◆ What is expected
The answer is the complete listing below, written out again exactly.

=== Section Start ===

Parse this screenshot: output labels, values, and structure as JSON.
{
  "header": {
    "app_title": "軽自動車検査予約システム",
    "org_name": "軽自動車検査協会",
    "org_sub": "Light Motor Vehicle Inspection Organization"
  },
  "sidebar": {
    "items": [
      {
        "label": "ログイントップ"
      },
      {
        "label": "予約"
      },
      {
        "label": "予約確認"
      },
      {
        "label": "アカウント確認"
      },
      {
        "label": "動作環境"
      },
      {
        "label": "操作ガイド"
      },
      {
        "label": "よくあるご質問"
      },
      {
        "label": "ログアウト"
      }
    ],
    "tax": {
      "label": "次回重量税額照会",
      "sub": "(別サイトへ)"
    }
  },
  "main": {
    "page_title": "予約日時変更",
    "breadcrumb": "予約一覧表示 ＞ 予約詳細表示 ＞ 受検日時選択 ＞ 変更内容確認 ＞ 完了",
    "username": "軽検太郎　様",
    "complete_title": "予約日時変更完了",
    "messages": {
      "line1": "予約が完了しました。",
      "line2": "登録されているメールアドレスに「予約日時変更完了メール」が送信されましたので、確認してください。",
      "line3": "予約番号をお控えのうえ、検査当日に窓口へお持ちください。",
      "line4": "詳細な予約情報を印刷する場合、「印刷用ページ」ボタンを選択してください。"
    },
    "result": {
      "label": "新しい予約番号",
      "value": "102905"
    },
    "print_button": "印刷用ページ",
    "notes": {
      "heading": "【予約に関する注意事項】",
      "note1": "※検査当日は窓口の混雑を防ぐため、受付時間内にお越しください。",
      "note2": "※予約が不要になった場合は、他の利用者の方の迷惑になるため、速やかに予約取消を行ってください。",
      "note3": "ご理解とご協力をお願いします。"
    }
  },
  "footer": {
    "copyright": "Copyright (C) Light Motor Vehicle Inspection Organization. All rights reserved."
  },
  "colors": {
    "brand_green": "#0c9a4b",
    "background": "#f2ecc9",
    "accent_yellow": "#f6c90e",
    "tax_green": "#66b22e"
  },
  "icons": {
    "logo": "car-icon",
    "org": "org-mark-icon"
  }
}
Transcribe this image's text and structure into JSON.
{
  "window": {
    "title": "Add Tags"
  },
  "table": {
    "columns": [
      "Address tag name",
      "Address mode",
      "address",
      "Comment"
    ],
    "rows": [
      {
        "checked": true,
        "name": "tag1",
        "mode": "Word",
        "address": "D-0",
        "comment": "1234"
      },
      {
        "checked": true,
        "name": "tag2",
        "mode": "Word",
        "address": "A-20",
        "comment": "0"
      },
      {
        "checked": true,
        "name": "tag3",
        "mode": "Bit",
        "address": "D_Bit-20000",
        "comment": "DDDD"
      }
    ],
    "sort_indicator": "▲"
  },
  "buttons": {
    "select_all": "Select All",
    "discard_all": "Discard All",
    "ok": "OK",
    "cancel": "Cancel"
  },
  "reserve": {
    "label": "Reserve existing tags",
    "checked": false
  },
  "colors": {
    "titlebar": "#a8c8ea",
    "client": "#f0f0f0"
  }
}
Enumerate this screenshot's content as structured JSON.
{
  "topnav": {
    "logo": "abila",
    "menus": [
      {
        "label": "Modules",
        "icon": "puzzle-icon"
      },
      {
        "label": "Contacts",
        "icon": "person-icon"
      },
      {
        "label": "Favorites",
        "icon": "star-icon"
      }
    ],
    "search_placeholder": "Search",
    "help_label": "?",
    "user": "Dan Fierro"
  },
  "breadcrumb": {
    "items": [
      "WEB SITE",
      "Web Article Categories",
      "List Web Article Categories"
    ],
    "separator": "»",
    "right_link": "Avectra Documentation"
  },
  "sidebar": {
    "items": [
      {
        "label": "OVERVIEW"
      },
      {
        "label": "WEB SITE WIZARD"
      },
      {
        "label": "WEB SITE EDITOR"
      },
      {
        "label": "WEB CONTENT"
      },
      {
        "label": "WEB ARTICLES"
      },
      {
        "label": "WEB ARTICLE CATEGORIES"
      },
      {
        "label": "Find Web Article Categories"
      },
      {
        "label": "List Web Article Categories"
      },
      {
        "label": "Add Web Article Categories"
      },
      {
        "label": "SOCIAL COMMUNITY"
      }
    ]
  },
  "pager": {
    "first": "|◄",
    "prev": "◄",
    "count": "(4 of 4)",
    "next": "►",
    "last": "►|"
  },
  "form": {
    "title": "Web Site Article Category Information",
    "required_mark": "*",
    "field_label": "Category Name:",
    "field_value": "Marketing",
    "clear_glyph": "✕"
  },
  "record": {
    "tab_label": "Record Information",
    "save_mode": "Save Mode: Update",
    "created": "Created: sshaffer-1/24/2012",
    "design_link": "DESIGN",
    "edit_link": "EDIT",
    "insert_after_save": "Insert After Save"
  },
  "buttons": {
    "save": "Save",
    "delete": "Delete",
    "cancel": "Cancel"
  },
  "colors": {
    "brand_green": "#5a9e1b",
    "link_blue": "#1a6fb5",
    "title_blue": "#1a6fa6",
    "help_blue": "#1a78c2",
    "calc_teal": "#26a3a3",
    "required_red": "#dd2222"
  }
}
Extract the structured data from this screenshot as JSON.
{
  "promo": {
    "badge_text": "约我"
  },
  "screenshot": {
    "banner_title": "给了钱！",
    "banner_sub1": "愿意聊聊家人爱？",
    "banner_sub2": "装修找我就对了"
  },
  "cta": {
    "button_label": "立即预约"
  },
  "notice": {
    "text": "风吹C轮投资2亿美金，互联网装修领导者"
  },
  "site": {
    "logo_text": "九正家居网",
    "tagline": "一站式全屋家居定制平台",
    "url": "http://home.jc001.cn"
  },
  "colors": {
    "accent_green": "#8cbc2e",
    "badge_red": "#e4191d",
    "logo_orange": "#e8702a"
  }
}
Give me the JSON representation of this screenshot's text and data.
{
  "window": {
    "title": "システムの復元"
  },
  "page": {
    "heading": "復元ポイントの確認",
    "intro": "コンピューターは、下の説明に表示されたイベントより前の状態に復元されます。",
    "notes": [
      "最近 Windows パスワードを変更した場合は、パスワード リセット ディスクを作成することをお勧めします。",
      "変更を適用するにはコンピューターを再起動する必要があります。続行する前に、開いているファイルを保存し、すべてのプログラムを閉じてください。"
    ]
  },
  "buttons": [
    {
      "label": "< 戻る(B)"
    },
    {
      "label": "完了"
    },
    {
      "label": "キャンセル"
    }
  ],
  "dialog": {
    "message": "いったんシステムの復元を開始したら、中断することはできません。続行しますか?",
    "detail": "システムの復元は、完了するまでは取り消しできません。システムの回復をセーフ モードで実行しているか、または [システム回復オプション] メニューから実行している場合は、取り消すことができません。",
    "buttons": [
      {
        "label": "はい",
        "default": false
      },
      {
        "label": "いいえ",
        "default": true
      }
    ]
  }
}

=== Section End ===

◆ Exercise solution
Parse this screenshot: output labels, values, and structure as JSON.
{
  "header": {
    "app_title": "軽自動車検査予約システム",
    "org_name": "軽自動車検査協会",
    "org_sub": "Light Motor Vehicle Inspection Organization"
  },
  "sidebar": {
    "items": [
      {
        "label": "ログイントップ"
      },
      {
        "label": "予約"
      },
      {
        "label": "予約確認"
      },
      {
        "label": "アカウント確認"
      },
      {
        "label": "動作環境"
      },
      {
        "label": "操作ガイド"
      },
      {
        "label": "よくあるご質問"
      },
      {
        "label": "ログアウト"
      }
    ],
    "tax": {
      "label": "次回重量税額照会",
      "sub": "(別サイトへ)"
    }
  },
  "main": {
    "page_title": "予約日時変更",
    "breadcrumb": "予約一覧表示 ＞ 予約詳細表示 ＞ 受検日時選択 ＞ 変更内容確認 ＞ 完了",
    "username": "軽検太郎　様",
    "complete_title": "予約日時変更完了",
    "messages": {
      "line1": "予約が完了しました。",
      "line2": "登録されているメールアドレスに「予約日時変更完了メール」が送信されましたので、確認してください。",
      "line3": "予約番号をお控えのうえ、検査当日に窓口へお持ちください。",
      "line4": "詳細な予約情報を印刷する場合、「印刷用ページ」ボタンを選択してください。"
    },
    "result": {
      "label": "新しい予約番号",
      "value": "102905"
    },
    "print_button": "印刷用ページ",
    "notes": {
      "heading": "【予約に関する注意事項】",
      "note1": "※検査当日は窓口の混雑を防ぐため、受付時間内にお越しください。",
      "note2": "※予約が不要になった場合は、他の利用者の方の迷惑になるため、速やかに予約取消を行ってください。",
      "note3": "ご理解とご協力をお願いします。"
    }
  },
  "footer": {
    "copyright": "Copyright (C) Light Motor Vehicle Inspection Organization. All rights reserved."
  },
  "colors": {
    "brand_green": "#0c9a4b",
    "background": "#f2ecc9",
    "accent_yellow": "#f6c90e",
    "tax_green": "#66b22e"
  },
  "icons": {
    "logo": "car-icon",
    "org": "org-mark-icon"
  }
}
Transcribe this image's text and structure into JSON.
{
  "window": {
    "title": "Add Tags"
  },
  "table": {
    "columns": [
      "Address tag name",
      "Address mode",
      "address",
      "Comment"
    ],
    "rows": [
      {
        "checked": true,
        "name": "tag1",
        "mode": "Word",
        "address": "D-0",
        "comment": "1234"
      },
      {
        "checked": true,
        "name": "tag2",
        "mode": "Word",
        "address": "A-20",
        "comment": "0"
      },
      {
        "checked": true,
        "name": "tag3",
        "mode": "Bit",
        "address": "D_Bit-20000",
        "comment": "DDDD"
      }
    ],
    "sort_indicator": "▲"
  },
  "buttons": {
    "select_all": "Select All",
    "discard_all": "Discard All",
    "ok": "OK",
    "cancel": "Cancel"
  },
  "reserve": {
    "label": "Reserve existing tags",
    "checked": false
  },
  "colors": {
    "titlebar": "#a8c8ea",
    "client": "#f0f0f0"
  }
}
Enumerate this screenshot's content as structured JSON.
{
  "topnav": {
    "logo": "abila",
    "menus": [
      {
        "label": "Modules",
        "icon": "puzzle-icon"
      },
      {
        "label": "Contacts",
        "icon": "person-icon"
      },
      {
        "label": "Favorites",
        "icon": "star-icon"
      }
    ],
    "search_placeholder": "Search",
    "help_label": "?",
    "user": "Dan Fierro"
  },
  "breadcrumb": {
    "items": [
      "WEB SITE",
      "Web Article Categories",
      "List Web Article Categories"
    ],
    "separator": "»",
    "right_link": "Avectra Documentation"
  },
  "sidebar": {
    "items": [
      {
        "label": "OVERVIEW"
      },
      {
        "label": "WEB SITE WIZARD"
      },
      {
        "label": "WEB SITE EDITOR"
      },
      {
        "label": "WEB CONTENT"
      },
      {
        "label": "WEB ARTICLES"
      },
      {
        "label": "WEB ARTICLE CATEGORIES"
      },
      {
        "label": "Find Web Article Categories"
      },
      {
        "label": "List Web Article Categories"
      },
      {
        "label": "Add Web Article Categories"
      },
      {
        "label": "SOCIAL COMMUNITY"
      }
    ]
  },
  "pager": {
    "first": "|◄",
    "prev": "◄",
    "count": "(4 of 4)",
    "next": "►",
    "last": "►|"
  },
  "form": {
    "title": "Web Site Article Category Information",
    "required_mark": "*",
    "field_label": "Category Name:",
    "field_value": "Marketing",
    "clear_glyph": "✕"
  },
  "record": {
    "tab_label": "Record Information",
    "save_mode": "Save Mode: Update",
    "created": "Created: sshaffer-1/24/2012",
    "design_link": "DESIGN",
    "edit_link": "EDIT",
    "insert_after_save": "Insert After Save"
  },
  "buttons": {
    "save": "Save",
    "delete": "Delete",
    "cancel": "Cancel"
  },
  "colors": {
    "brand_green": "#5a9e1b",
    "link_blue": "#1a6fb5",
    "title_blue": "#1a6fa6",
    "help_blue": "#1a78c2",
    "calc_teal": "#26a3a3",
    "required_red": "#dd2222"
  }
}
Extract the structured data from this screenshot as JSON.
{
  "promo": {
    "badge_text": "约我"
  },
  "screenshot": {
    "banner_title": "给了钱！",
    "banner_sub1": "愿意聊聊家人爱？",
    "banner_sub2": "装修找我就对了"
  },
  "cta": {
    "button_label": "立即预约"
  },
  "notice": {
    "text": "风吹C轮投资2亿美金，互联网装修领导者"
  },
  "site": {
    "logo_text": "九正家居网",
    "tagline": "一站式全屋家居定制平台",
    "url": "http://home.jc001.cn"
  },
  "colors": {
    "accent_green": "#8cbc2e",
    "badge_red": "#e4191d",
    "logo_orange": "#e8702a"
  }
}
Give me the JSON representation of this screenshot's text and data.
{
  "window": {
    "title": "システムの復元"
  },
  "page": {
    "heading": "復元ポイントの確認",
    "intro": "コンピューターは、下の説明に表示されたイベントより前の状態に復元されます。",
    "notes": [
      "最近 Windows パスワードを変更した場合は、パスワード リセット ディスクを作成することをお勧めします。",
      "変更を適用するにはコンピューターを再起動する必要があります。続行する前に、開いているファイルを保存し、すべてのプログラムを閉じてください。"
    ]
  },
  "buttons": [
    {
      "label": "< 戻る(B)"
    },
    {
      "label": "完了"
    },
    {
      "label": "キャンセル"
    }
  ],
  "dialog": {
    "message": "いったんシステムの復元を開始したら、中断することはできません。続行しますか?",
    "detail": "システムの復元は、完了するまでは取り消しできません。システムの回復をセーフ モードで実行しているか、または [システム回復オプション] メニューから実行している場合は、取り消すことができません。",
    "buttons": [
      {
        "label": "はい",
        "default": false
      },
      {
        "label": "いいえ",
        "default": true
      }
    ]
  }
}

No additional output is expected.